The decline of aquatic insects downstream from some hydroelectric dams has been linked to a widespread practice known as hydropeaking, whereby river flows are increased during the day when electricity demands are large, according to a new study led by the U.S. Geological Survey, along with researchers from Oregon State University, Utah State University and Idaho State University.
Findings show it may be possible to mitigate these negative effects by using alternative hydropower practices.Aquatic insects play an essential role in river food webs and are the main food source for countless species of fish, birds, bats and other wildlife.
This study identified how abrupt water level changes affect aquatic insects in every stage of life, which is an important step toward understanding how to potentially improve river health downstream of hydropeaking dams throughout the world.
The research was based in part on a large citizen science project with more than 2,500 insect samples taken on the Colorado River in the Grand Canyon, downstream of Glen Canyon Dam. This dataset was collected almost entirely by river guides, educational groups, and other citizen scientists.
Researchers also tested the effects of abrupt water levels changes on river health by comparing insect diversity across 16 large dammed rivers in the western United States that vary in the degree of hydropeaking. The full report is available online in the journal BioScience
Grand Canyon Youth river trip participants collect a sample of aquatic insects along the Colorado River.
“For the first time, this study determines the ecological impacts of hydropeaking separated from other dam-imposed stressors, and identifies the specific cause-and-effect relationships responsible for biodiversity loss below hydroelectric dams,” said Ted Kennedy, USGS scientist and lead author of the study.
“These results may help resource managers improve river health while still meeting societal needs for renewable hydroelectricity.”
Hydropower provides around 19 percent of the world’s electricity supply, far exceeding solar, wind, and other renewable sources combined. Many hydroelectric dams are operated using hydropeaking, where water releases can vary by a factor of 10 or more within a day.
These large hourly changes in river levels create artificial tides along river shorelines to which freshwater organisms are not adapted.
Insects that lay their eggs near the shoreline of streams are particularly vulnerable to impacts from hydropower dams. Ecologically important insects groups, such as many species of mayfly, stonefly or caddisfly, lay their eggs attached to rocks or vegetation slightly below the water surface, where they soon hatch. If water levels rapidly drop and expose the eggs, they can dry out and die before hatching.
“These large daily rises and peaks in river flows due to hydropower dams are not normal.
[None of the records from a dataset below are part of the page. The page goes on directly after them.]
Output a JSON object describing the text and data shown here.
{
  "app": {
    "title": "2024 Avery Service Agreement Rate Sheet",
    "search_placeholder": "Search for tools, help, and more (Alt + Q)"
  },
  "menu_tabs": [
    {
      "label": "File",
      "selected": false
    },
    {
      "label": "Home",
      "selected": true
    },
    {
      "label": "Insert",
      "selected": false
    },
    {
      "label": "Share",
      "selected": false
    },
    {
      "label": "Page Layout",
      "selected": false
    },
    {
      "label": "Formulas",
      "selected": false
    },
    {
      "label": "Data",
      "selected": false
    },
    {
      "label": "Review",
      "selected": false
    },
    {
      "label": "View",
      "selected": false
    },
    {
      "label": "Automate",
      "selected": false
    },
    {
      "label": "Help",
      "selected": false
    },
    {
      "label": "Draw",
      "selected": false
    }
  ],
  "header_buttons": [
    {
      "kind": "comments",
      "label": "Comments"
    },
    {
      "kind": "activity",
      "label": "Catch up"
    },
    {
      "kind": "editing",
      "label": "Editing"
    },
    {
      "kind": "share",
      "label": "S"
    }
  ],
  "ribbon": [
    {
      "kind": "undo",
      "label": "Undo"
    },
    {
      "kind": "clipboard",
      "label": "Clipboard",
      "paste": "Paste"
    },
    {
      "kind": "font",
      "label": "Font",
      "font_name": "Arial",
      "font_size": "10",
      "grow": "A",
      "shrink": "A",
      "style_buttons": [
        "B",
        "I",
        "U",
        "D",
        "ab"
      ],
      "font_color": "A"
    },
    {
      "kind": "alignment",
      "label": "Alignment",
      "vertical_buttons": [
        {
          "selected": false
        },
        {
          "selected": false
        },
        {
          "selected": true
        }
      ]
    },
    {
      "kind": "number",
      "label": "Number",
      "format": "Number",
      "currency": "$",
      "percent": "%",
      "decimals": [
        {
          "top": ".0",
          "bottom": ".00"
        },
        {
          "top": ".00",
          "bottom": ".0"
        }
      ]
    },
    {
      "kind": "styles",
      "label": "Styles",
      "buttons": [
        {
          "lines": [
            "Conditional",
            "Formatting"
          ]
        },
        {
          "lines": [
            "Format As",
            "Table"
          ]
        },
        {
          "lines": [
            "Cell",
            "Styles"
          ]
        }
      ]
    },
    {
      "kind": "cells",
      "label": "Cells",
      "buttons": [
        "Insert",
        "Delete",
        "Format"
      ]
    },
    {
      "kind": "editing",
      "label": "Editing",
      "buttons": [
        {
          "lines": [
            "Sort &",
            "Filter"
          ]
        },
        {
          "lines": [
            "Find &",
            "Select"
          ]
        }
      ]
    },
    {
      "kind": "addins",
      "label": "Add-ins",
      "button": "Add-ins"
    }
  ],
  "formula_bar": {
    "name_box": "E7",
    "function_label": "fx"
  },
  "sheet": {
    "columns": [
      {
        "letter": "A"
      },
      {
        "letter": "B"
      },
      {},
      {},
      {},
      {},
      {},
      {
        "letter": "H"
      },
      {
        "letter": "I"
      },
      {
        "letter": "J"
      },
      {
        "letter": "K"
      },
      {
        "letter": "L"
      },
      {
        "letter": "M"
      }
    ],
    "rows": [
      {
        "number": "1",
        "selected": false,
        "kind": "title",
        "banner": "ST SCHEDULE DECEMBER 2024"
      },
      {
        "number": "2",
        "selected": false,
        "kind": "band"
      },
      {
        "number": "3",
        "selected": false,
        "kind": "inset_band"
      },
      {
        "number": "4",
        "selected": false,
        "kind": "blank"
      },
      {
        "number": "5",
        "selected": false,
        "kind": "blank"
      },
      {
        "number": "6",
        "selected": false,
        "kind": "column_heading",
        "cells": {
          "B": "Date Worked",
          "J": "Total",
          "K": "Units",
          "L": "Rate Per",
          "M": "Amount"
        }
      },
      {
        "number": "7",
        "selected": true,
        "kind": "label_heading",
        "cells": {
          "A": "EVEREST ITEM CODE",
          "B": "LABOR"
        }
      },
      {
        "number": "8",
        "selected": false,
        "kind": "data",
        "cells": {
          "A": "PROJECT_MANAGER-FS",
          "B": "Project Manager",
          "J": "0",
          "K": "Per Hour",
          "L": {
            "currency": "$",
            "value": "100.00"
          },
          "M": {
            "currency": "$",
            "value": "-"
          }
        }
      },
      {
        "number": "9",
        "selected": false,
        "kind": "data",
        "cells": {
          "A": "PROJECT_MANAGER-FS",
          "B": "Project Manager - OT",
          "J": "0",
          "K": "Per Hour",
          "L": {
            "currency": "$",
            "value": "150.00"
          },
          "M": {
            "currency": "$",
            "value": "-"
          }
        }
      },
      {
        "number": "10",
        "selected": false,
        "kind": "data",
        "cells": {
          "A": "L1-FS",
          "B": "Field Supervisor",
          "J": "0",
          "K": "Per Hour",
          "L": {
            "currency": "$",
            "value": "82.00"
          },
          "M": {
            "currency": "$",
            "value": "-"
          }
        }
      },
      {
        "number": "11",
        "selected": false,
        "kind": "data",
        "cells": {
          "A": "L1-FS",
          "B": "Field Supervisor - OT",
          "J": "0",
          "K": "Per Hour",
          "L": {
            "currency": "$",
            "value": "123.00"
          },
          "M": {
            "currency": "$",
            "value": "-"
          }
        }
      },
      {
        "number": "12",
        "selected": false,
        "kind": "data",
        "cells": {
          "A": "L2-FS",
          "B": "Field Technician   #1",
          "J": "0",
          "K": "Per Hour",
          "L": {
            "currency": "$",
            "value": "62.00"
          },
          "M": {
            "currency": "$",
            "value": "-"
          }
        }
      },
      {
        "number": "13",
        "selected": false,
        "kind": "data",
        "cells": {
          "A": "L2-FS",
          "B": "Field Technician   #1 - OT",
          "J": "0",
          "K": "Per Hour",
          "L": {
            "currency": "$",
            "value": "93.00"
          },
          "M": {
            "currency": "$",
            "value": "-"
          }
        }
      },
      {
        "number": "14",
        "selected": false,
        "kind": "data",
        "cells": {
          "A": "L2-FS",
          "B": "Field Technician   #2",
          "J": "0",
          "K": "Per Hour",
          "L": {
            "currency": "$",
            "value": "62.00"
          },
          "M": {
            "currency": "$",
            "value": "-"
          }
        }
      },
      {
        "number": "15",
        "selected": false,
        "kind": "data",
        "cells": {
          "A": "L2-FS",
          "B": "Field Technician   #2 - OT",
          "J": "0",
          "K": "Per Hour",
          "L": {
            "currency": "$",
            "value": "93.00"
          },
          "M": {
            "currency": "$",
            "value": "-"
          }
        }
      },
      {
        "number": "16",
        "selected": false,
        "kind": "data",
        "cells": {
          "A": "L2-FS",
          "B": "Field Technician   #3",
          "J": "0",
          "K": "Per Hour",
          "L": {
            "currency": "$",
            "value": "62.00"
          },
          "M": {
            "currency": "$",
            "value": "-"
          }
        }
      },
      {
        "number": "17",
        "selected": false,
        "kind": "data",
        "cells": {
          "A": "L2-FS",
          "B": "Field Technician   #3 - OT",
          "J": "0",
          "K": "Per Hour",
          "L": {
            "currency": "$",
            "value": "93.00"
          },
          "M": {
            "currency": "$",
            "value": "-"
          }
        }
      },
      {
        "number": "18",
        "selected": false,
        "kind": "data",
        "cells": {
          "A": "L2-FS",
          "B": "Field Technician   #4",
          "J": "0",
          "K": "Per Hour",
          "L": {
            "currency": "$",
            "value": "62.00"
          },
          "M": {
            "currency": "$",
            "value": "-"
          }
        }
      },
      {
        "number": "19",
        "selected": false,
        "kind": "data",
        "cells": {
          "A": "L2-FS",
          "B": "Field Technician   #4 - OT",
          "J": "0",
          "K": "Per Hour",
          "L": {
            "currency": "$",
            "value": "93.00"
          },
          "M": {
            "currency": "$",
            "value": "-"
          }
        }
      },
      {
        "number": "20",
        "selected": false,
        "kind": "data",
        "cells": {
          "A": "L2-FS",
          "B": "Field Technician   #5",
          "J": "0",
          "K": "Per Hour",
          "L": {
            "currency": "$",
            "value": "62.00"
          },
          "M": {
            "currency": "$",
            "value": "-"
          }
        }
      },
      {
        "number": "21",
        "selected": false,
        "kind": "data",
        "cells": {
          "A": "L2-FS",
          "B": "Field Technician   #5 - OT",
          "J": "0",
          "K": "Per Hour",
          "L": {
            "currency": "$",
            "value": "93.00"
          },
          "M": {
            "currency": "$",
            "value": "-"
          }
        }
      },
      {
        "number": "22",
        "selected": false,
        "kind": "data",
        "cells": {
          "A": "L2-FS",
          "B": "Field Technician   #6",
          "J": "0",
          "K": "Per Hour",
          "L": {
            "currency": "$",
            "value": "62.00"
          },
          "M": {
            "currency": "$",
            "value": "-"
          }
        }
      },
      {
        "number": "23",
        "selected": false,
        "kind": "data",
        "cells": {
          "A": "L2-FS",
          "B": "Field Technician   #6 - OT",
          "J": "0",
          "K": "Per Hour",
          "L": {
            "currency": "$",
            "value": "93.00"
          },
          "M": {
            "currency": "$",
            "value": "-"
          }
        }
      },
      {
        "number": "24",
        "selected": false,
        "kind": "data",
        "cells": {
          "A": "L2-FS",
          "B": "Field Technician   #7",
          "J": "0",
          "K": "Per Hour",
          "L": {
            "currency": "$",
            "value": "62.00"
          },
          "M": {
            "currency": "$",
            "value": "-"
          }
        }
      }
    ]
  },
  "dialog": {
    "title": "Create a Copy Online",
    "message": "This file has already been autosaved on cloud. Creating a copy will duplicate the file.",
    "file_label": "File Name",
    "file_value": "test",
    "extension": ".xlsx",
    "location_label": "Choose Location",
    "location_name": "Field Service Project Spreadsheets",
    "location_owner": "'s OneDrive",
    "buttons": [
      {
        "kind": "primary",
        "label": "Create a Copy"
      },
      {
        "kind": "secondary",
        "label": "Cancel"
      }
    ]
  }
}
Prior to the construction of dams, there were almost no major daily changes in river levels in places like the Grand Canyon,” said David Lytle, Oregon State University professor and co-author of the paper. “This can interrupt the egg-laying practices of some species, and the impact of this was poorly appreciated. Until now, no one really looked at this aspect, and our results show that it causes serious problems for river health.”
The virtual absence of mayflies, stoneflies and caddisflies from the Colorado River in Grand Canyon has puzzled scientists for decades. This study demonstrates that hydropeaking operations from Glen Canyon Dam are partially responsible.
Mitigation measures for managers to consider might include leaving river levels low and stable at times when impacts on power production at Glen Canyon Dam would be minimal, for example on weekends. This could allow insects a few days to lay their eggs with success.
Endangered humpback chub in the Grand Canyon rely on aquatic insects as a primary food source.
“If mitigation flows are successful, a more diverse community of aquatic insects should improve the health of the Colorado River ecosystem in Grand Canyon, including the largest remaining population of endangered humpback chub,” said Kennedy.
The success of this project is largely due to the wide array of river guides, boaters and youth that contributed to an unprecedented database of aquatic insects.
These citizen scientists collected more than 2,500 samples on the Colorado River in the Grand Canyon over a three-year period. The partnership with Grand Canyon Youth
alone provided more than 150 samples, and their efforts are featured in this video
This large dataset allowed scientists to draw scientific conclusions that otherwise wouldn’t have been possible.
“Many urgent questions in ecology remain unanswered, because scientists are bumping up against data limitations where it is impossible for them to collect sufficient data to answer complex questions across large landscapes,” said Kennedy. “This study is a powerful example of how citizen science collaborations can fundamentally advance learning and generate important new insights.”
To learn more about USGS science in the Grand Canyon, visit the USGS Grand Canyon Monitoring and Research Center’s website.